In some areas the Prairie Lizard shares with the Red-lipped Plateau Lizard a type of distribution known as parapatric overlap where the ranges of the two lizards lie adjacent to each other, but the ranges do not intergrade or overlap. It is easily distinguished from the Red-lipped Lizard by lacking the reddish orange coloration on the lips and chin, by the lack of blue throat patches, and by having distinct white longitudinal stripes along the body rather than a pattern of black dorsolateral zigzag markings. It is identified from the Sagebrush Lizard, with whom it may share habitat with in sympatric overlap, by lacking the black-white-black stripe and granular scales on the back of the thigh and by missing the black shoulder patch. It also shares sympatric overlap with the Earless Lizard and is distinguished from them by having a distinct ear opening, prominent white dorsolateral stripes, and a longer tail.
They are small to medium sized lizards with snout-vent lengths of about 2 inches. Their dorsal surface is made of overlapping and weakly keeled scales; the ventral scales are smooth, somewhat overlapping, and polygonal or lance shaped. They have a grayish, brown, or tan background with a pair of distinct pale or white dorsolateral stripes running from behind the eye to the base of the tail; there are often black spots or squiggles scattered on either side of these stripes. They also have a wider gray stripe running midline down the back. The belly is white. Neither sex has throat patches but males do have black-bordered, blue patches along the sides of the abdomen.

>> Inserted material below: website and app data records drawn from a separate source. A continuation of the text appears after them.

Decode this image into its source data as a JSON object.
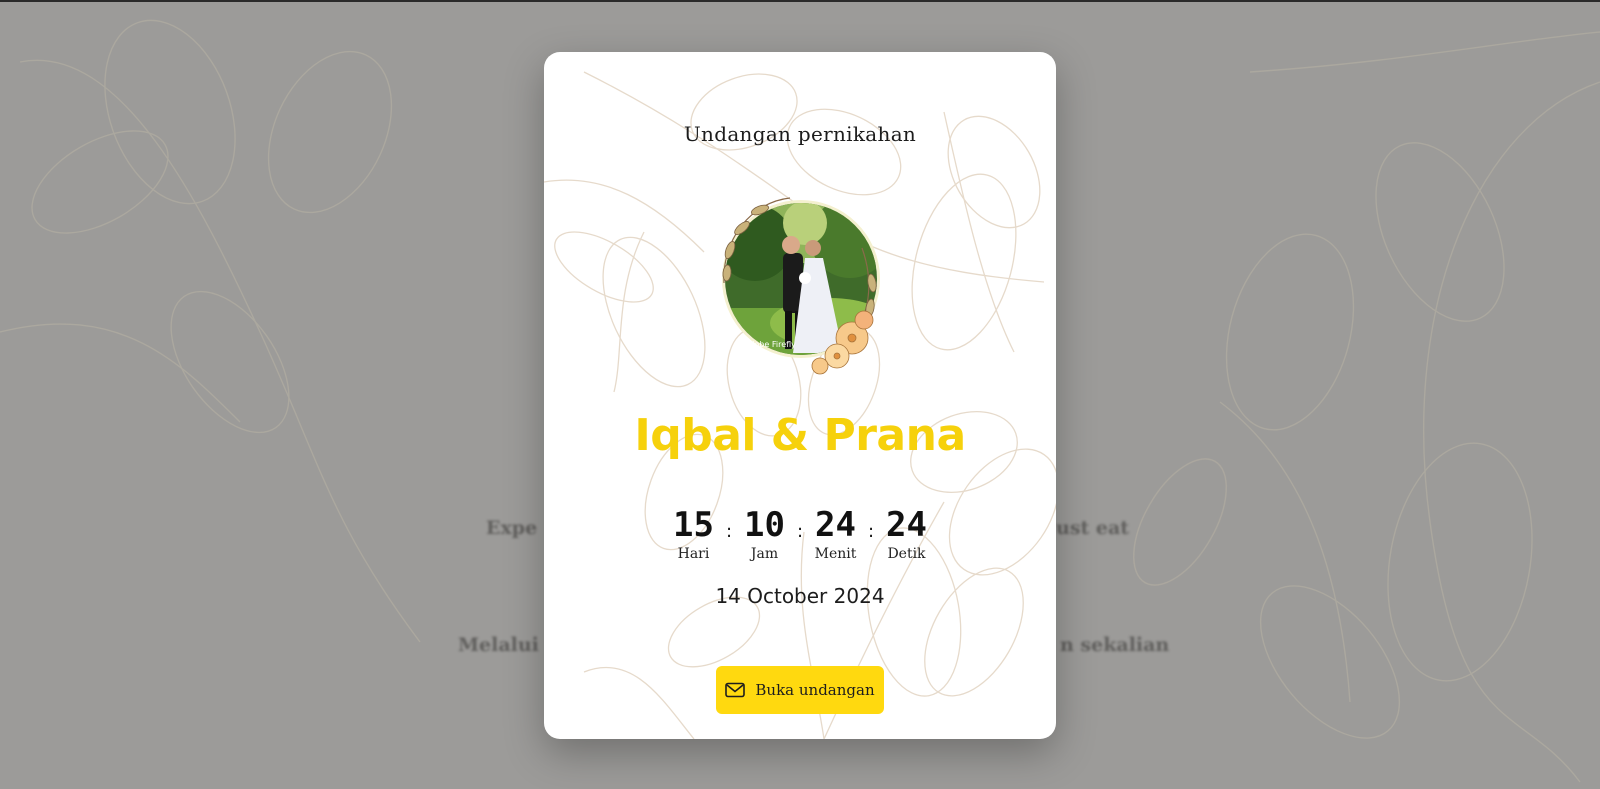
{
  "background": {
    "text_line_1_left": "Expe",
    "text_line_1_right": "ust eat",
    "text_line_2_left": "Melalui u",
    "text_line_2_right": "n sekalian",
    "overlay_color": "#9c9b99"
  },
  "modal": {
    "title": "Undangan pernikahan",
    "couple_names": "Iqbal & Prana",
    "photo_watermark": "Adobe Firefly",
    "countdown": {
      "days": {
        "value": "15",
        "label": "Hari"
      },
      "hours": {
        "value": "10",
        "label": "Jam"
      },
      "minutes": {
        "value": "24",
        "label": "Menit"
      },
      "seconds": {
        "value": "24",
        "label": "Detik"
      },
      "separator": ":"
    },
    "event_date": "14 October 2024",
    "open_button": {
      "label": "Buka undangan",
      "icon": "mail-icon"
    }
  },
  "colors": {
    "accent_yellow": "#f6d10c",
    "button_yellow": "#ffd90f",
    "floral_line": "#e4d7c4"
  }
}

Clutch size is 4-8 eggs and, depending on the age and breeding condition, females usually lay two and sometimes three clutches from mid May through mid July. Hatchlings begin to appear in late July through September. Sexual maturity is reached in the 2nd year.